**REQUIRED WORK**
Type out the lines below exactly, pictures excluded.

● ● ● ●

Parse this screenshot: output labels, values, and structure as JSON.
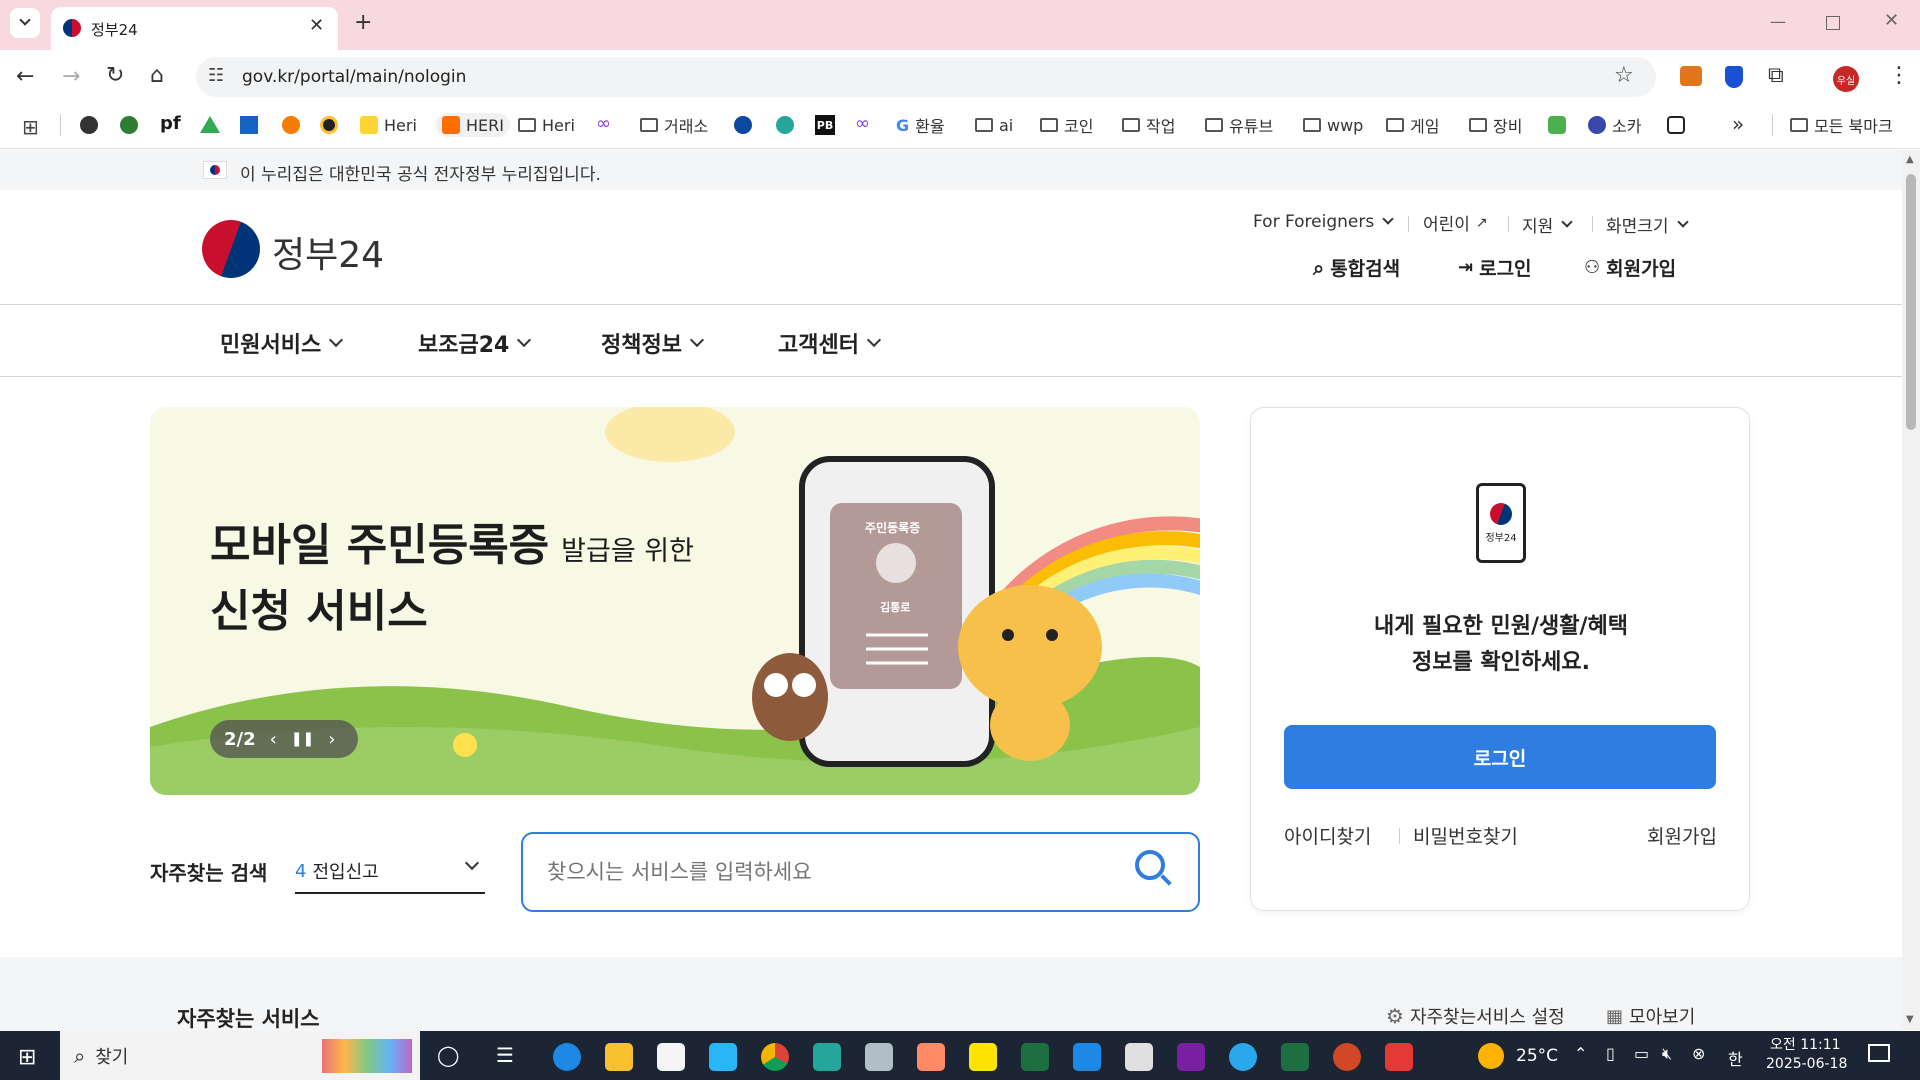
{
  "browser": {
    "tab_title": "정부24",
    "url": "gov.kr/portal/main/nologin",
    "profile_label": "우실",
    "bookmarks": [
      "Heri",
      "HERI",
      "Heri",
      "거래소",
      "환율",
      "ai",
      "코인",
      "작업",
      "유튜브",
      "wwp",
      "게임",
      "장비",
      "소카"
    ],
    "all_bookmarks": "모든 북마크"
  },
  "gov_notice": "이 누리집은 대한민국 공식 전자정부 누리집입니다.",
  "header": {
    "logo_text": "정부24",
    "util_links": [
      "For Foreigners",
      "어린이",
      "지원",
      "화면크기"
    ],
    "actions": {
      "search": "통합검색",
      "login": "로그인",
      "signup": "회원가입"
    }
  },
  "gnb": [
    "민원서비스",
    "보조금24",
    "정책정보",
    "고객센터"
  ],
  "banner": {
    "line1_big": "모바일 주민등록증",
    "line1_small": "발급을 위한",
    "line2": "신청 서비스",
    "card_title": "주민등록증",
    "card_name": "김통로",
    "counter": "2/2"
  },
  "search": {
    "label": "자주찾는 검색",
    "select_num": "4",
    "select_value": "전입신고",
    "placeholder": "찾으시는 서비스를 입력하세요"
  },
  "login_box": {
    "logo_text": "정부24",
    "message_line1": "내게 필요한 민원/생활/혜택",
    "message_line2": "정보를 확인하세요.",
    "login_button": "로그인",
    "find_id": "아이디찾기",
    "find_pw": "비밀번호찾기",
    "signup": "회원가입"
  },
  "services": {
    "title": "자주찾는 서비스",
    "settings": "자주찾는서비스 설정",
    "view_all": "모아보기"
  },
  "taskbar": {
    "search_label": "찾기",
    "weather": "25°C",
    "ime": "한",
    "time": "오전 11:11",
    "date": "2025-06-18"
  },
  "colors": {
    "accent": "#2f7de1",
    "tabbar": "#f7d9df",
    "taskbar": "#1c2533"
  }
}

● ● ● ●

**FINISHED TASK**
Parse this screenshot: output labels, values, and structure as JSON.
{
  "browser": {
    "tab_title": "정부24",
    "url": "gov.kr/portal/main/nologin",
    "profile_label": "우실",
    "bookmarks": [
      "Heri",
      "HERI",
      "Heri",
      "거래소",
      "환율",
      "ai",
      "코인",
      "작업",
      "유튜브",
      "wwp",
      "게임",
      "장비",
      "소카"
    ],
    "all_bookmarks": "모든 북마크"
  },
  "gov_notice": "이 누리집은 대한민국 공식 전자정부 누리집입니다.",
  "header": {
    "logo_text": "정부24",
    "util_links": [
      "For Foreigners",
      "어린이",
      "지원",
      "화면크기"
    ],
    "actions": {
      "search": "통합검색",
      "login": "로그인",
      "signup": "회원가입"
    }
  },
  "gnb": [
    "민원서비스",
    "보조금24",
    "정책정보",
    "고객센터"
  ],
  "banner": {
    "line1_big": "모바일 주민등록증",
    "line1_small": "발급을 위한",
    "line2": "신청 서비스",
    "card_title": "주민등록증",
    "card_name": "김통로",
    "counter": "2/2"
  },
  "search": {
    "label": "자주찾는 검색",
    "select_num": "4",
    "select_value": "전입신고",
    "placeholder": "찾으시는 서비스를 입력하세요"
  },
  "login_box": {
    "logo_text": "정부24",
    "message_line1": "내게 필요한 민원/생활/혜택",
    "message_line2": "정보를 확인하세요.",
    "login_button": "로그인",
    "find_id": "아이디찾기",
    "find_pw": "비밀번호찾기",
    "signup": "회원가입"
  },
  "services": {
    "title": "자주찾는 서비스",
    "settings": "자주찾는서비스 설정",
    "view_all": "모아보기"
  },
  "taskbar": {
    "search_label": "찾기",
    "weather": "25°C",
    "ime": "한",
    "time": "오전 11:11",
    "date": "2025-06-18"
  },
  "colors": {
    "accent": "#2f7de1",
    "tabbar": "#f7d9df",
    "taskbar": "#1c2533"
  }
}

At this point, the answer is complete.